**Work item:** An exact copy of the listing below is the answer, with the pictures removed.
%%
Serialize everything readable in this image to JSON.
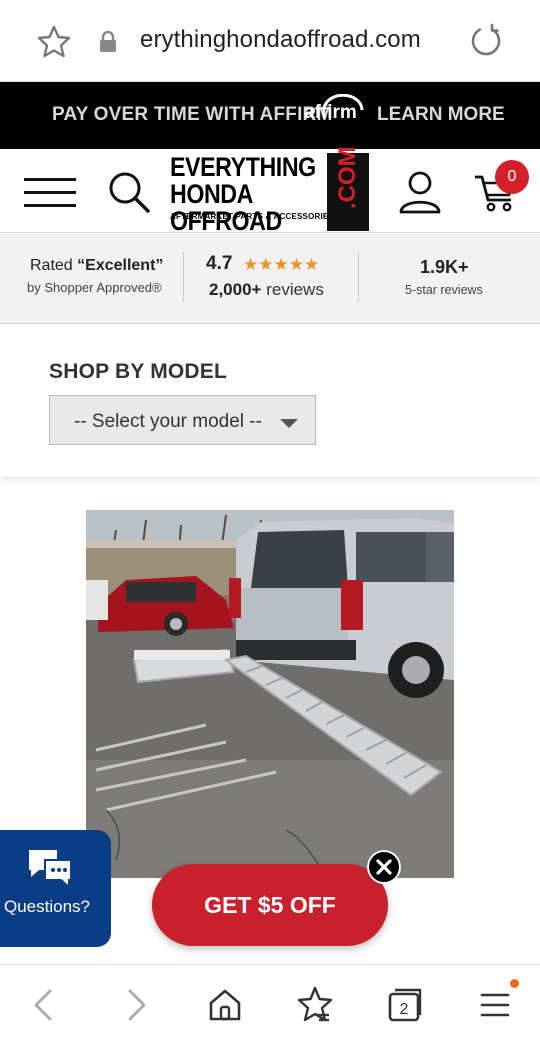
{
  "browser": {
    "url": "erythinghondaoffroad.com",
    "tab_count": "2"
  },
  "banner": {
    "pay_text": "PAY OVER TIME WITH AFFIRM",
    "affirm_logo": "affirm",
    "learn_more": "LEARN MORE"
  },
  "header": {
    "logo_line1": "EVERYTHING",
    "logo_line2": "HONDA OFFROAD",
    "logo_tagline": "AFTERMARKET PARTS & ACCESSORIES",
    "logo_com": ".COM",
    "cart_count": "0"
  },
  "rating": {
    "rated_prefix": "Rated ",
    "rated_value": "“Excellent”",
    "by": "by Shopper Approved®",
    "score": "4.7",
    "stars": "★★★★★",
    "reviews_count": "2,000+",
    "reviews_label": " reviews",
    "five_star_count": "1.9K+",
    "five_star_label": "5-star reviews"
  },
  "shop": {
    "title": "SHOP BY MODEL",
    "select_value": "-- Select your model --"
  },
  "floating": {
    "questions_label": "Questions?",
    "offer_label": "GET $5 OFF"
  },
  "colors": {
    "brand_red": "#c8202c",
    "chat_blue": "#0a3d86",
    "star_orange": "#e8932a",
    "banner_black": "#000000"
  }
}
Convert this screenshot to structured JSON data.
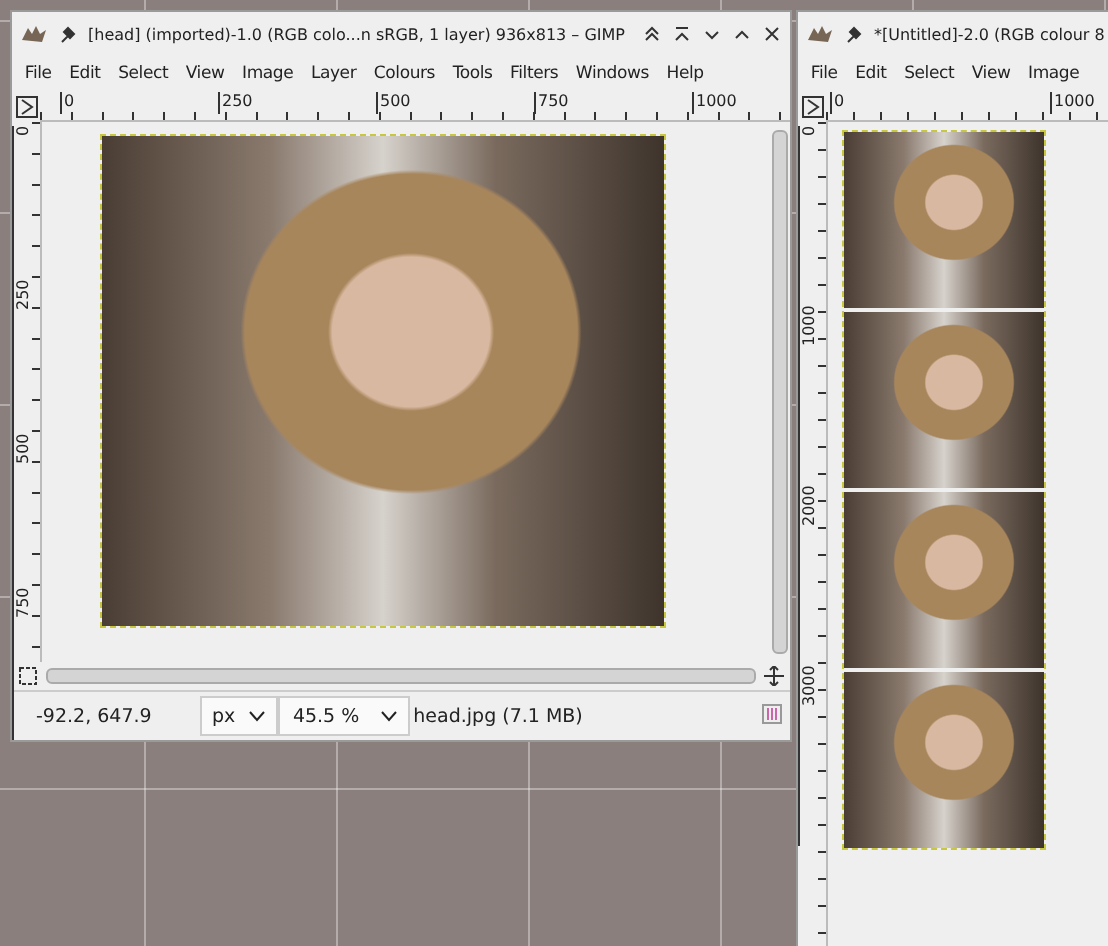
{
  "windows": [
    {
      "title": "[head] (imported)-1.0 (RGB colo...n sRGB, 1 layer) 936x813 – GIMP",
      "kind": "main",
      "menu": [
        "File",
        "Edit",
        "Select",
        "View",
        "Image",
        "Layer",
        "Colours",
        "Tools",
        "Filters",
        "Windows",
        "Help"
      ],
      "hruler": [
        "0",
        "250",
        "500",
        "750",
        "1000"
      ],
      "vruler": [
        "0",
        "250",
        "500",
        "750"
      ],
      "status": {
        "pointer": "-92.2, 647.9",
        "unit": "px",
        "zoom": "45.5 %",
        "file": "head.jpg (7.1 MB)"
      }
    },
    {
      "title": "*[Untitled]-2.0 (RGB colour 8",
      "kind": "strip",
      "menu": [
        "File",
        "Edit",
        "Select",
        "View",
        "Image"
      ],
      "hruler": [
        "0",
        "1000"
      ],
      "vruler": [
        "0",
        "1000",
        "2000",
        "3000"
      ]
    }
  ]
}
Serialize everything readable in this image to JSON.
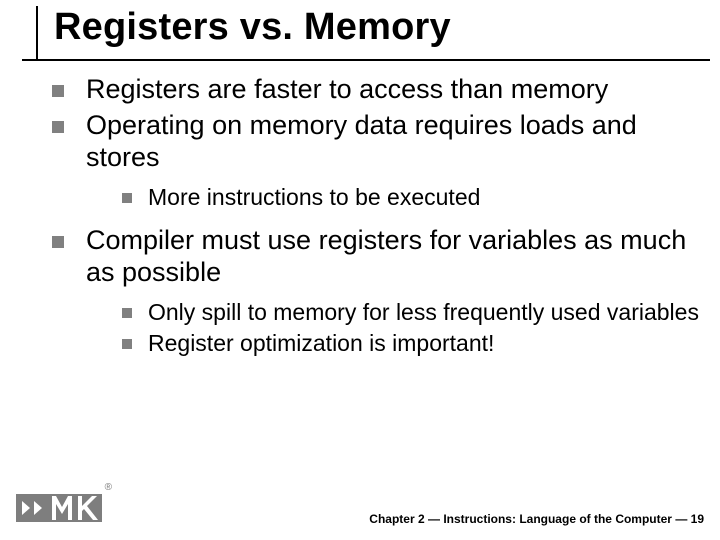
{
  "title": "Registers vs. Memory",
  "bullets": {
    "a": "Registers are faster to access than memory",
    "b": "Operating on memory data requires loads and stores",
    "b_sub": {
      "a": "More instructions to be executed"
    },
    "c": "Compiler must use registers for variables as much as possible",
    "c_sub": {
      "a": "Only spill to memory for less frequently used variables",
      "b": "Register optimization is important!"
    }
  },
  "footer": {
    "chapter": "Chapter 2 — Instructions: Language of the Computer — 19",
    "trademark": "®"
  }
}
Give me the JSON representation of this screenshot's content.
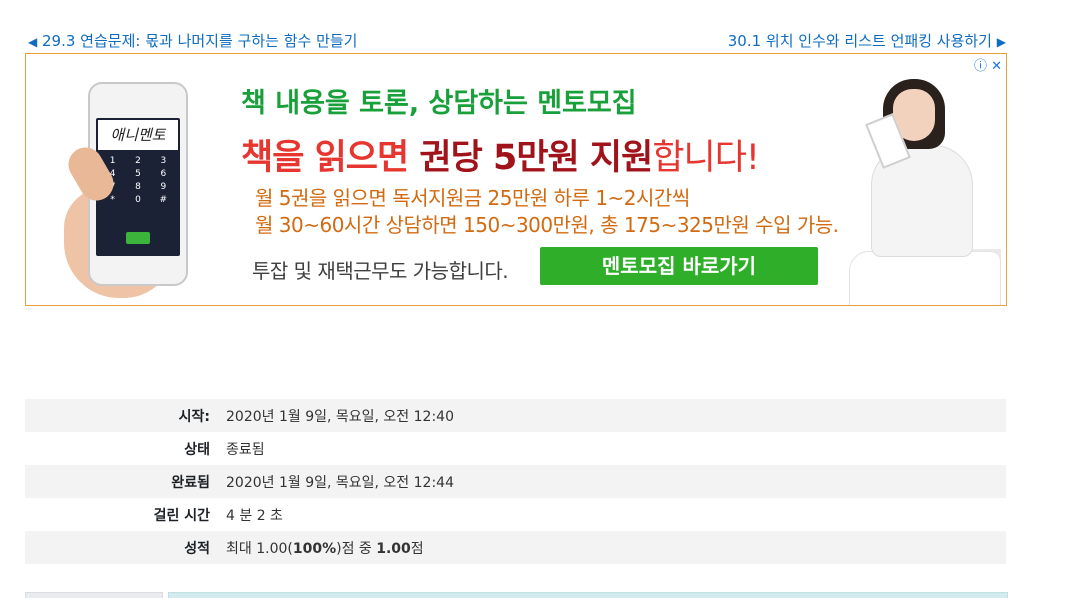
{
  "nav": {
    "prev_arrow": "◀",
    "prev_label": "29.3 연습문제: 몫과 나머지를 구하는 함수 만들기",
    "next_label": "30.1 위치 인수와 리스트 언패킹 사용하기",
    "next_arrow": "▶"
  },
  "ad": {
    "close_text": "ⓘ ✕",
    "phone_logo": "애니멘토",
    "keypad": [
      "1",
      "2",
      "3",
      "4",
      "5",
      "6",
      "7",
      "8",
      "9",
      "*",
      "0",
      "#"
    ],
    "headline1": "책 내용을 토론, 상담하는 멘토모집",
    "headline2_part1": "책을 읽으면 ",
    "headline2_bold": "권당 5만원 지원",
    "headline2_part2": "합니다!",
    "line3": "월 5권을 읽으면 독서지원금 25만원 하루 1~2시간씩",
    "line4": "월 30~60시간 상담하면 150~300만원, 총 175~325만원 수입 가능.",
    "line5": "투잡 및 재택근무도 가능합니다.",
    "button": "멘토모집 바로가기",
    "colors": {
      "green": "#1aa03a",
      "red": "#e6362f",
      "dark_red": "#a1131a",
      "orange": "#d26a11",
      "button_bg": "#2fae2a",
      "border": "#e8a13c"
    }
  },
  "summary": {
    "rows": [
      {
        "label": "시작:",
        "value": "2020년 1월 9일, 목요일, 오전 12:40"
      },
      {
        "label": "상태",
        "value": "종료됨"
      },
      {
        "label": "완료됨",
        "value": "2020년 1월 9일, 목요일, 오전 12:44"
      },
      {
        "label": "걸린 시간",
        "value": "4 분 2 초"
      },
      {
        "label": "성적",
        "value_prefix": "최대 1.00(",
        "value_bold1": "100%",
        "value_mid": ")점 중 ",
        "value_bold2": "1.00",
        "value_suffix": "점"
      }
    ]
  },
  "colors": {
    "link": "#0f6cbf",
    "row_alt": "#f3f3f3"
  }
}
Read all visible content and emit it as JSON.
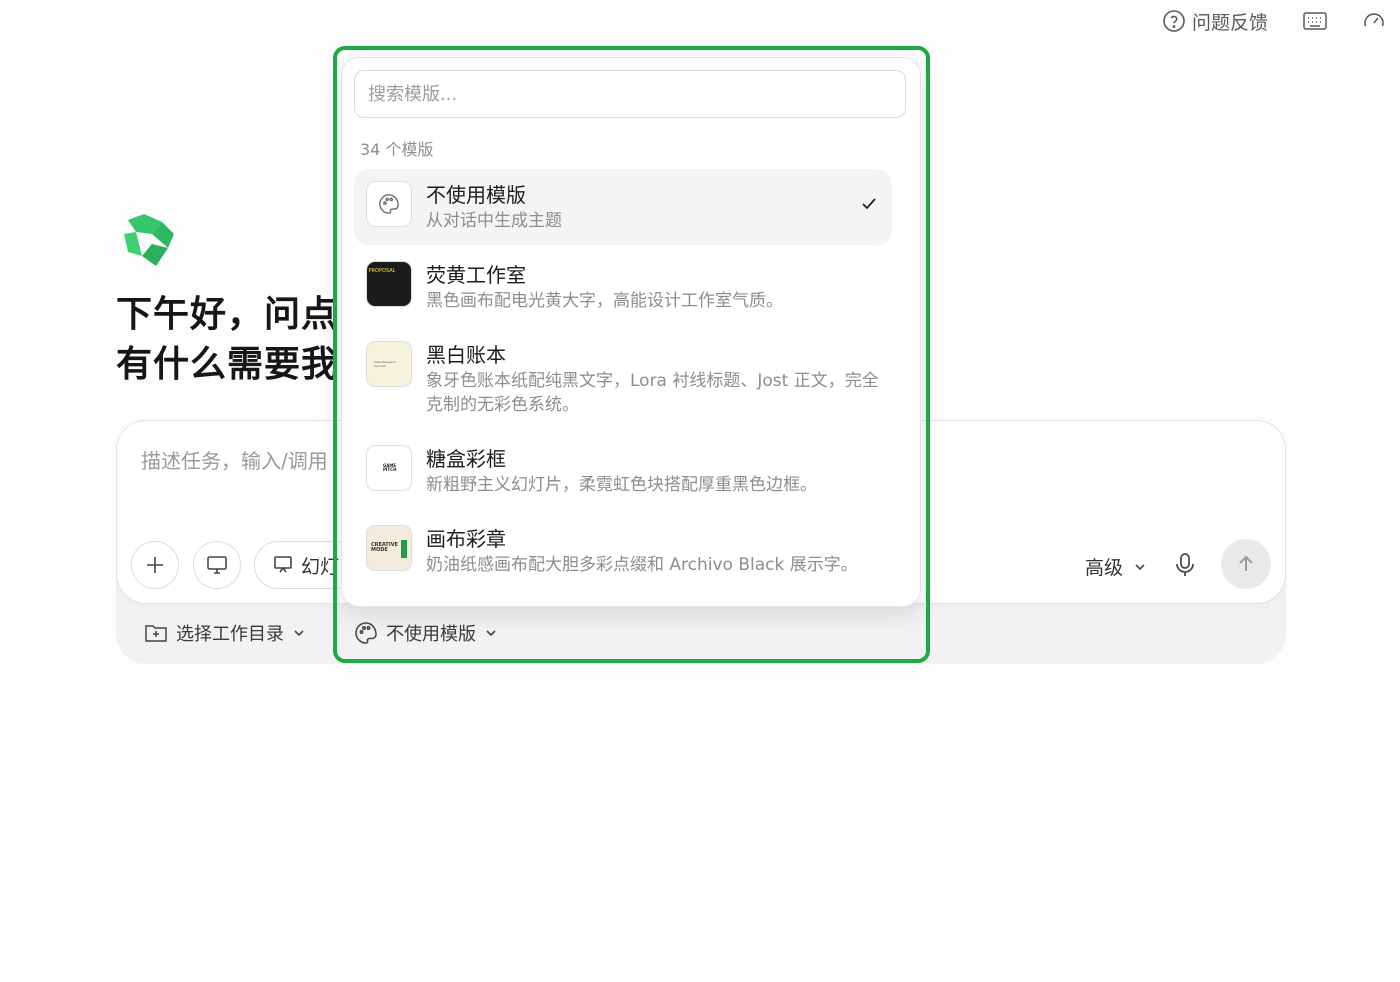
{
  "topbar": {
    "feedback_label": "问题反馈",
    "icons": [
      "help-circle-icon",
      "keyboard-icon",
      "gauge-icon"
    ]
  },
  "brand": {
    "logo": "app-logo",
    "accent": "#2ecc71"
  },
  "greeting": {
    "line1": "下午好，问点",
    "line2": "有什么需要我"
  },
  "composer": {
    "placeholder": "描述任务，输入/调用",
    "slides_label": "幻灯",
    "advanced_label": "高级"
  },
  "bottom": {
    "workdir_label": "选择工作目录",
    "template_label": "不使用模版"
  },
  "dropdown": {
    "search_placeholder": "搜索模版...",
    "count_label": "34 个模版",
    "items": [
      {
        "title": "不使用模版",
        "desc": "从对话中生成主题",
        "selected": true,
        "thumb": "palette-icon"
      },
      {
        "title": "荧黄工作室",
        "desc": "黑色画布配电光黄大字，高能设计工作室气质。",
        "selected": false,
        "thumb_text": "PROPOSAL"
      },
      {
        "title": "黑白账本",
        "desc": "象牙色账本纸配纯黑文字，Lora 衬线标题、Jost 正文，完全克制的无彩色系统。",
        "selected": false,
        "thumb_text": "Case Research Summit"
      },
      {
        "title": "糖盒彩框",
        "desc": "新粗野主义幻灯片，柔霓虹色块搭配厚重黑色边框。",
        "selected": false,
        "thumb_text": "GAME PITCH"
      },
      {
        "title": "画布彩章",
        "desc": "奶油纸感画布配大胆多彩点缀和 Archivo Black 展示字。",
        "selected": false,
        "thumb_text": "CREATIVE MODE"
      }
    ]
  },
  "highlight_color": "#1fa845"
}
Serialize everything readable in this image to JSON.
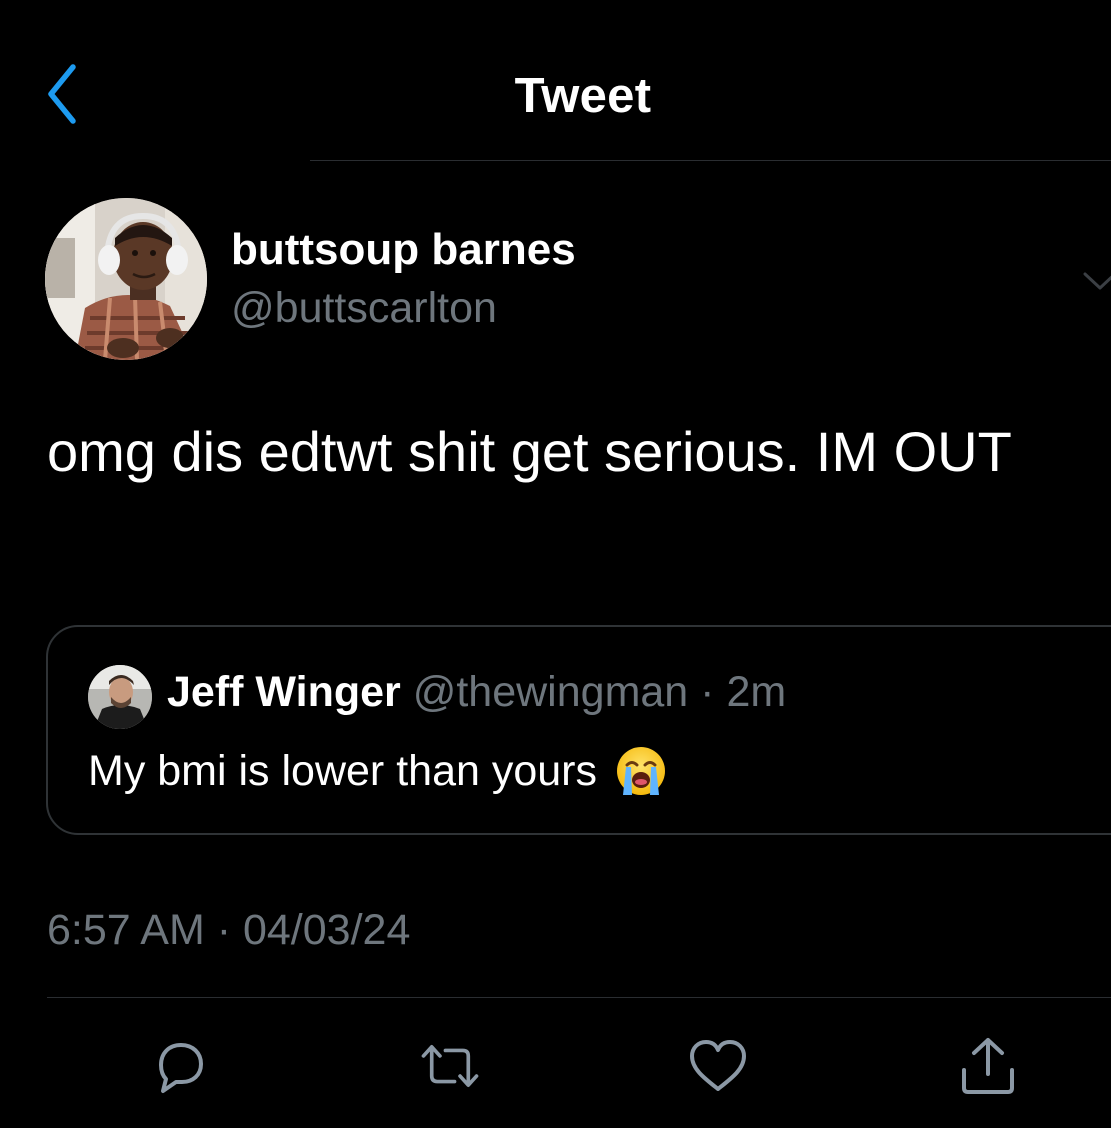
{
  "header": {
    "title": "Tweet"
  },
  "tweet": {
    "author": {
      "display_name": "buttsoup barnes",
      "handle": "@buttscarlton"
    },
    "text": "omg dis edtwt shit get serious. IM OUT",
    "timestamp": "6:57 AM · 04/03/24"
  },
  "quoted_tweet": {
    "display_name": "Jeff Winger",
    "handle": "@thewingman",
    "separator": " · ",
    "age": "2m",
    "text": "My bmi is lower than yours"
  },
  "icons": {
    "back": "chevron-left-icon",
    "more": "chevron-down-icon",
    "reply": "reply-icon",
    "retweet": "retweet-icon",
    "like": "heart-icon",
    "share": "share-icon",
    "emoji": "loudly-crying-face-emoji"
  },
  "colors": {
    "background": "#000000",
    "primary_text": "#ffffff",
    "secondary_text": "#6e767d",
    "accent": "#1d9bf0",
    "border": "#2f3336"
  }
}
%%
**Answer to this task:**
Serialize everything readable in this image to JSON.
{
  "browser": {
    "url": "erythinghondaoffroad.com",
    "tab_count": "2"
  },
  "banner": {
    "pay_text": "PAY OVER TIME WITH AFFIRM",
    "affirm_logo": "affirm",
    "learn_more": "LEARN MORE"
  },
  "header": {
    "logo_line1": "EVERYTHING",
    "logo_line2": "HONDA OFFROAD",
    "logo_tagline": "AFTERMARKET PARTS & ACCESSORIES",
    "logo_com": ".COM",
    "cart_count": "0"
  },
  "rating": {
    "rated_prefix": "Rated ",
    "rated_value": "“Excellent”",
    "by": "by Shopper Approved®",
    "score": "4.7",
    "stars": "★★★★★",
    "reviews_count": "2,000+",
    "reviews_label": " reviews",
    "five_star_count": "1.9K+",
    "five_star_label": "5-star reviews"
  },
  "shop": {
    "title": "SHOP BY MODEL",
    "select_value": "-- Select your model --"
  },
  "floating": {
    "questions_label": "Questions?",
    "offer_label": "GET $5 OFF"
  },
  "colors": {
    "brand_red": "#c8202c",
    "chat_blue": "#0a3d86",
    "star_orange": "#e8932a",
    "banner_black": "#000000"
  }
}
Convert this screenshot to structured JSON data.
{
  "windows": [
    {
      "title": "[head] (imported)-1.0 (RGB colo...n sRGB, 1 layer) 936x813 – GIMP",
      "kind": "main",
      "menu": [
        "File",
        "Edit",
        "Select",
        "View",
        "Image",
        "Layer",
        "Colours",
        "Tools",
        "Filters",
        "Windows",
        "Help"
      ],
      "hruler": [
        "0",
        "250",
        "500",
        "750",
        "1000"
      ],
      "vruler": [
        "0",
        "250",
        "500",
        "750"
      ],
      "status": {
        "pointer": "-92.2, 647.9",
        "unit": "px",
        "zoom": "45.5 %",
        "file": "head.jpg (7.1 MB)"
      }
    },
    {
      "title": "*[Untitled]-2.0 (RGB colour 8",
      "kind": "strip",
      "menu": [
        "File",
        "Edit",
        "Select",
        "View",
        "Image"
      ],
      "hruler": [
        "0",
        "1000"
      ],
      "vruler": [
        "0",
        "1000",
        "2000",
        "3000"
      ]
    }
  ]
}
Serialize everything readable in this image to JSON.
{
  "title": "Registers vs. Memory",
  "bullets": {
    "a": "Registers are faster to access than memory",
    "b": "Operating on memory data requires loads and stores",
    "b_sub": {
      "a": "More instructions to be executed"
    },
    "c": "Compiler must use registers for variables as much as possible",
    "c_sub": {
      "a": "Only spill to memory for less frequently used variables",
      "b": "Register optimization is important!"
    }
  },
  "footer": {
    "chapter": "Chapter 2 — Instructions: Language of the Computer — 19",
    "trademark": "®"
  }
}
Give me the JSON representation of this screenshot's content.
{
  "nav": {
    "prev_arrow": "◀",
    "prev_label": "29.3 연습문제: 몫과 나머지를 구하는 함수 만들기",
    "next_label": "30.1 위치 인수와 리스트 언패킹 사용하기",
    "next_arrow": "▶"
  },
  "ad": {
    "close_text": "ⓘ ✕",
    "phone_logo": "애니멘토",
    "keypad": [
      "1",
      "2",
      "3",
      "4",
      "5",
      "6",
      "7",
      "8",
      "9",
      "*",
      "0",
      "#"
    ],
    "headline1": "책 내용을 토론, 상담하는 멘토모집",
    "headline2_part1": "책을 읽으면 ",
    "headline2_bold": "권당 5만원 지원",
    "headline2_part2": "합니다!",
    "line3": "월 5권을 읽으면 독서지원금 25만원 하루 1~2시간씩",
    "line4": "월 30~60시간 상담하면 150~300만원, 총 175~325만원 수입 가능.",
    "line5": "투잡 및 재택근무도 가능합니다.",
    "button": "멘토모집 바로가기",
    "colors": {
      "green": "#1aa03a",
      "red": "#e6362f",
      "dark_red": "#a1131a",
      "orange": "#d26a11",
      "button_bg": "#2fae2a",
      "border": "#e8a13c"
    }
  },
  "summary": {
    "rows": [
      {
        "label": "시작:",
        "value": "2020년 1월 9일, 목요일, 오전 12:40"
      },
      {
        "label": "상태",
        "value": "종료됨"
      },
      {
        "label": "완료됨",
        "value": "2020년 1월 9일, 목요일, 오전 12:44"
      },
      {
        "label": "걸린 시간",
        "value": "4 분 2 초"
      },
      {
        "label": "성적",
        "value_prefix": "최대 1.00(",
        "value_bold1": "100%",
        "value_mid": ")점 중 ",
        "value_bold2": "1.00",
        "value_suffix": "점"
      }
    ]
  },
  "colors": {
    "link": "#0f6cbf",
    "row_alt": "#f3f3f3"
  }
}
Read all visible content and emit it as JSON.
{
  "topbar": {
    "feedback_label": "问题反馈",
    "icons": [
      "help-circle-icon",
      "keyboard-icon",
      "gauge-icon"
    ]
  },
  "brand": {
    "logo": "app-logo",
    "accent": "#2ecc71"
  },
  "greeting": {
    "line1": "下午好，问点",
    "line2": "有什么需要我"
  },
  "composer": {
    "placeholder": "描述任务，输入/调用",
    "slides_label": "幻灯",
    "advanced_label": "高级"
  },
  "bottom": {
    "workdir_label": "选择工作目录",
    "template_label": "不使用模版"
  },
  "dropdown": {
    "search_placeholder": "搜索模版...",
    "count_label": "34 个模版",
    "items": [
      {
        "title": "不使用模版",
        "desc": "从对话中生成主题",
        "selected": true,
        "thumb": "palette-icon"
      },
      {
        "title": "荧黄工作室",
        "desc": "黑色画布配电光黄大字，高能设计工作室气质。",
        "selected": false,
        "thumb_text": "PROPOSAL"
      },
      {
        "title": "黑白账本",
        "desc": "象牙色账本纸配纯黑文字，Lora 衬线标题、Jost 正文，完全克制的无彩色系统。",
        "selected": false,
        "thumb_text": "Case Research Summit"
      },
      {
        "title": "糖盒彩框",
        "desc": "新粗野主义幻灯片，柔霓虹色块搭配厚重黑色边框。",
        "selected": false,
        "thumb_text": "GAME PITCH"
      },
      {
        "title": "画布彩章",
        "desc": "奶油纸感画布配大胆多彩点缀和 Archivo Black 展示字。",
        "selected": false,
        "thumb_text": "CREATIVE MODE"
      }
    ]
  },
  "highlight_color": "#1fa845"
}
Serialize everything readable in this image to JSON.
{
  "header": {
    "title": "Tweet"
  },
  "tweet": {
    "author": {
      "display_name": "buttsoup barnes",
      "handle": "@buttscarlton"
    },
    "text": "omg dis edtwt shit get serious. IM OUT",
    "timestamp": "6:57 AM · 04/03/24"
  },
  "quoted_tweet": {
    "display_name": "Jeff Winger",
    "handle": "@thewingman",
    "separator": " · ",
    "age": "2m",
    "text": "My bmi is lower than yours"
  },
  "icons": {
    "back": "chevron-left-icon",
    "more": "chevron-down-icon",
    "reply": "reply-icon",
    "retweet": "retweet-icon",
    "like": "heart-icon",
    "share": "share-icon",
    "emoji": "loudly-crying-face-emoji"
  },
  "colors": {
    "background": "#000000",
    "primary_text": "#ffffff",
    "secondary_text": "#6e767d",
    "accent": "#1d9bf0",
    "border": "#2f3336"
  }
}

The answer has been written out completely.